#### What the exercise asks
Your task is to repeat each record verbatim, exactly as it was written.
--- Input for this task Enclosed Below ---
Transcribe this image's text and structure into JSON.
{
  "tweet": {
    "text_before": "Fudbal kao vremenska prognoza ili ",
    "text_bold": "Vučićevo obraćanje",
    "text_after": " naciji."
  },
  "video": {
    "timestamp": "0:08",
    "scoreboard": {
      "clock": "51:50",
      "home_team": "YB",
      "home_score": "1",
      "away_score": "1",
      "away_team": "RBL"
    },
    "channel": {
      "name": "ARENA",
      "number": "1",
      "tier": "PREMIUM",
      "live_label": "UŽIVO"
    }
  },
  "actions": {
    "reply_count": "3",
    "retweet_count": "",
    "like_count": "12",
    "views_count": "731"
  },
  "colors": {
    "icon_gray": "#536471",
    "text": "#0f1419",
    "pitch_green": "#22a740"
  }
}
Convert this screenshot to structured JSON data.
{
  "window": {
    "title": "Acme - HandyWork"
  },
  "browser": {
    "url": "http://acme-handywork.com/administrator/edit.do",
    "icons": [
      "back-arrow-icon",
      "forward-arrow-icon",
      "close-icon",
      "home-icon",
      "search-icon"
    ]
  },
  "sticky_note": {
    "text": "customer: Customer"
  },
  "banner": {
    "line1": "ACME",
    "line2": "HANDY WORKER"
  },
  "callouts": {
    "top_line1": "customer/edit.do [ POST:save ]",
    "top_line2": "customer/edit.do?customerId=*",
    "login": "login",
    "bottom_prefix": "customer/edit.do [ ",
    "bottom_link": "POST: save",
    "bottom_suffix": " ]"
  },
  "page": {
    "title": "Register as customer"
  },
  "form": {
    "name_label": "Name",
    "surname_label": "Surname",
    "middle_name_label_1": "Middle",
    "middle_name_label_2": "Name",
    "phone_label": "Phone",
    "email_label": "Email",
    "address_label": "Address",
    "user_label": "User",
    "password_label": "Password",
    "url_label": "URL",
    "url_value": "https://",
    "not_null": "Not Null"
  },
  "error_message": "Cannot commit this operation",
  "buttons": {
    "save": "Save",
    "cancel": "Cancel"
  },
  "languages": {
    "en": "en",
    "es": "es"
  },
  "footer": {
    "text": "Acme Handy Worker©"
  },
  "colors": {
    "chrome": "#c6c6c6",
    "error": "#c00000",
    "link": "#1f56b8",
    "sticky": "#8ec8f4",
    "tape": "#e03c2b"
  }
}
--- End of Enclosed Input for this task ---
#### Output of the exercise
Transcribe this image's text and structure into JSON.
{
  "tweet": {
    "text_before": "Fudbal kao vremenska prognoza ili ",
    "text_bold": "Vučićevo obraćanje",
    "text_after": " naciji."
  },
  "video": {
    "timestamp": "0:08",
    "scoreboard": {
      "clock": "51:50",
      "home_team": "YB",
      "home_score": "1",
      "away_score": "1",
      "away_team": "RBL"
    },
    "channel": {
      "name": "ARENA",
      "number": "1",
      "tier": "PREMIUM",
      "live_label": "UŽIVO"
    }
  },
  "actions": {
    "reply_count": "3",
    "retweet_count": "",
    "like_count": "12",
    "views_count": "731"
  },
  "colors": {
    "icon_gray": "#536471",
    "text": "#0f1419",
    "pitch_green": "#22a740"
  }
}
Convert this screenshot to structured JSON data.
{
  "window": {
    "title": "Acme - HandyWork"
  },
  "browser": {
    "url": "http://acme-handywork.com/administrator/edit.do",
    "icons": [
      "back-arrow-icon",
      "forward-arrow-icon",
      "close-icon",
      "home-icon",
      "search-icon"
    ]
  },
  "sticky_note": {
    "text": "customer: Customer"
  },
  "banner": {
    "line1": "ACME",
    "line2": "HANDY WORKER"
  },
  "callouts": {
    "top_line1": "customer/edit.do [ POST:save ]",
    "top_line2": "customer/edit.do?customerId=*",
    "login": "login",
    "bottom_prefix": "customer/edit.do [ ",
    "bottom_link": "POST: save",
    "bottom_suffix": " ]"
  },
  "page": {
    "title": "Register as customer"
  },
  "form": {
    "name_label": "Name",
    "surname_label": "Surname",
    "middle_name_label_1": "Middle",
    "middle_name_label_2": "Name",
    "phone_label": "Phone",
    "email_label": "Email",
    "address_label": "Address",
    "user_label": "User",
    "password_label": "Password",
    "url_label": "URL",
    "url_value": "https://",
    "not_null": "Not Null"
  },
  "error_message": "Cannot commit this operation",
  "buttons": {
    "save": "Save",
    "cancel": "Cancel"
  },
  "languages": {
    "en": "en",
    "es": "es"
  },
  "footer": {
    "text": "Acme Handy Worker©"
  },
  "colors": {
    "chrome": "#c6c6c6",
    "error": "#c00000",
    "link": "#1f56b8",
    "sticky": "#8ec8f4",
    "tape": "#e03c2b"
  }
}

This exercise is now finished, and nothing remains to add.